» Extracted entries:

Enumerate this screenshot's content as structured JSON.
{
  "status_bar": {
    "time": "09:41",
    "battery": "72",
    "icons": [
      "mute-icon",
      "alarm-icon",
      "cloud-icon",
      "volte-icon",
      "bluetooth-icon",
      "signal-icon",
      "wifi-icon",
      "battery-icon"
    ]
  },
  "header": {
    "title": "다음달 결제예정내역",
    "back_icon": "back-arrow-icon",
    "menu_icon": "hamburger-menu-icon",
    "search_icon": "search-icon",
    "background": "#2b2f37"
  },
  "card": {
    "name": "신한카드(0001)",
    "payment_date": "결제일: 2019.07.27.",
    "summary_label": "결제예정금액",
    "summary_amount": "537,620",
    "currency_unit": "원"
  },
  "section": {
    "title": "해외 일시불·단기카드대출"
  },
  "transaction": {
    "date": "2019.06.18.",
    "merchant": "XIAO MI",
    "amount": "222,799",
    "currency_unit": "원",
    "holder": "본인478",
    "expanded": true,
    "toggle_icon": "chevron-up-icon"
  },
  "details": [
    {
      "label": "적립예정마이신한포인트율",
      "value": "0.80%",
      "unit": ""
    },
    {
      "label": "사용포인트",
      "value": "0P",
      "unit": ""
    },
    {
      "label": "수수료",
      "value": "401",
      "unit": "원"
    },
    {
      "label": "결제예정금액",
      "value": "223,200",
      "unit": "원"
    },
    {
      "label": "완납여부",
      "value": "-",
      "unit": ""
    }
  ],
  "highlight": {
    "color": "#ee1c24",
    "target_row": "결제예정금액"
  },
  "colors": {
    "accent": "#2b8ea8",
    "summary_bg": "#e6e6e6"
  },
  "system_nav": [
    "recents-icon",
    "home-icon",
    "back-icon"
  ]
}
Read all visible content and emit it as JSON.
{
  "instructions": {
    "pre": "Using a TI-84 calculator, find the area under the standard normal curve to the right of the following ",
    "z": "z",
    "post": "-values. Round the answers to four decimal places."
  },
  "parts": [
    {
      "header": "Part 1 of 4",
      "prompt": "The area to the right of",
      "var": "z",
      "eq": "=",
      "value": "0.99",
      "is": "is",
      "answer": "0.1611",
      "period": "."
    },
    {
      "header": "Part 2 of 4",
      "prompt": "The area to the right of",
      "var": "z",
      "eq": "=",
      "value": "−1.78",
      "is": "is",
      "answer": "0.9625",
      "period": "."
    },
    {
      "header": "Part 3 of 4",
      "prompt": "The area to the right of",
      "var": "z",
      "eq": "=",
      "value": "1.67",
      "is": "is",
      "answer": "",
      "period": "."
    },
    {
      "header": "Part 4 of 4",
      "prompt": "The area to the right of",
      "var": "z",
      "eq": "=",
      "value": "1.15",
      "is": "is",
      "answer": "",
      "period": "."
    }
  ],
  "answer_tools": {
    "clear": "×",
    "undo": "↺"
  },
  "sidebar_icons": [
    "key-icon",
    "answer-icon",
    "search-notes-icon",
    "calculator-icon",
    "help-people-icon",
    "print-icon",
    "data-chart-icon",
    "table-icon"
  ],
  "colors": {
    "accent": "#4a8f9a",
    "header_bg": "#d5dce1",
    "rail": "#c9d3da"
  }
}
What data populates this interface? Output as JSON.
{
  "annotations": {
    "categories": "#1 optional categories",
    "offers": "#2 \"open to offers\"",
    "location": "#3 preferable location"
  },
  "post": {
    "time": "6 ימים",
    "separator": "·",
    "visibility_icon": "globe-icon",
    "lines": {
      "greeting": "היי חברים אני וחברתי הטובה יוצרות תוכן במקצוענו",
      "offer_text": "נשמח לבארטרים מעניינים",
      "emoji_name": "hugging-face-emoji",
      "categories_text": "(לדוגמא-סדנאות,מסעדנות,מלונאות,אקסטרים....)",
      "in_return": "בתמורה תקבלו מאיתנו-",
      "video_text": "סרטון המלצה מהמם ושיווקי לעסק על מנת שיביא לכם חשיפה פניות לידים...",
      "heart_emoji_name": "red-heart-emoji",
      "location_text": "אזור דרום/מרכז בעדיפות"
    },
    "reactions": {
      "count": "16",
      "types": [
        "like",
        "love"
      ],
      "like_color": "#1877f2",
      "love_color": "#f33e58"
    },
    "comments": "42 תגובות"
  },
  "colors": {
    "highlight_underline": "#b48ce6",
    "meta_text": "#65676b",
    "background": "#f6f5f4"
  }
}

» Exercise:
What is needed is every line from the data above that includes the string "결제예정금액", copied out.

» Response area:
    "summary_label": "결제예정금액",
      "label": "결제예정금액",
    "target_row": "결제예정금액"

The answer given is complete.